* Work task *
Find every line of the listing below where "chromedriver" appears, and copy it.

* Provided material *
- - - -

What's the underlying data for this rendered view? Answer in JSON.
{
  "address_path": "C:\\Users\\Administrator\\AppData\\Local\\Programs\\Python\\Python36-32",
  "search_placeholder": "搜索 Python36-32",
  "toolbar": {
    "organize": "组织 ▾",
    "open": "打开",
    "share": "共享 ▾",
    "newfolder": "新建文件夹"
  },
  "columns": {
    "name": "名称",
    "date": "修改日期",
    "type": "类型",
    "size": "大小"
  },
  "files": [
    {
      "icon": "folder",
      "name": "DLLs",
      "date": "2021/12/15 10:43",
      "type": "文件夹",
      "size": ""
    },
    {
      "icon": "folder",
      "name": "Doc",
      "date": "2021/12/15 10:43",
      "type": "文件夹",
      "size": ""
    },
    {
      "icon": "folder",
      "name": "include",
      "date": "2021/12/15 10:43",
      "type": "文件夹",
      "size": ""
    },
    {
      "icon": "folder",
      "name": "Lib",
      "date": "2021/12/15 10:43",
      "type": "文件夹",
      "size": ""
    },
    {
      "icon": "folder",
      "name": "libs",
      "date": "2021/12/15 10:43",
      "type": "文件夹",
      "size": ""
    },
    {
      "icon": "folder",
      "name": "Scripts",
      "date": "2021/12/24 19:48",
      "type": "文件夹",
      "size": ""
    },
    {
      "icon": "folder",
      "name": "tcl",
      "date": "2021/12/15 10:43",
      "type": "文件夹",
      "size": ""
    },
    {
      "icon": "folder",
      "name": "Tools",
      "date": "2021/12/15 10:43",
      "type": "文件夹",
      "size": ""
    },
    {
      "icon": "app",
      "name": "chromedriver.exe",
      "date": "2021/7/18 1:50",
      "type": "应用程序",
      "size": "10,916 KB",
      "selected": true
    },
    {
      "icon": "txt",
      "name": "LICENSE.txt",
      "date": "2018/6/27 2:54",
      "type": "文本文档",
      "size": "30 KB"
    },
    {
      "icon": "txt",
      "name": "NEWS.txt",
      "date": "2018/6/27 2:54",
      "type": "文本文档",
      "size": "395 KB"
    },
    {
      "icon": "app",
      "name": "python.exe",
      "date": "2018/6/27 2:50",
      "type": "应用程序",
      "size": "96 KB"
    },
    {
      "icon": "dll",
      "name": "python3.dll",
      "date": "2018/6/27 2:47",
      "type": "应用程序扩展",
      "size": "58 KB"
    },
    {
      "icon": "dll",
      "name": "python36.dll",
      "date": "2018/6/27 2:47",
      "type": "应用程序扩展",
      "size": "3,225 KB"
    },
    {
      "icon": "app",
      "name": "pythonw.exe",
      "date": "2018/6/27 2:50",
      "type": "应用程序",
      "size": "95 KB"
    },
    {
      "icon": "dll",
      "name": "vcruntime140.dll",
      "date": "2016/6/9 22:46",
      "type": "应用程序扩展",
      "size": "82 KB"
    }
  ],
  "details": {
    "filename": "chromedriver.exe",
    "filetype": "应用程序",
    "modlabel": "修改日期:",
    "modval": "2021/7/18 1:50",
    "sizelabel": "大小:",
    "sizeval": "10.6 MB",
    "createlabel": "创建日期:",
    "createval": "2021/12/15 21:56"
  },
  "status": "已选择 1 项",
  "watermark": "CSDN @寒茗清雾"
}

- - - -

* Response box *
      "name": "chromedriver.exe",
    "filename": "chromedriver.exe",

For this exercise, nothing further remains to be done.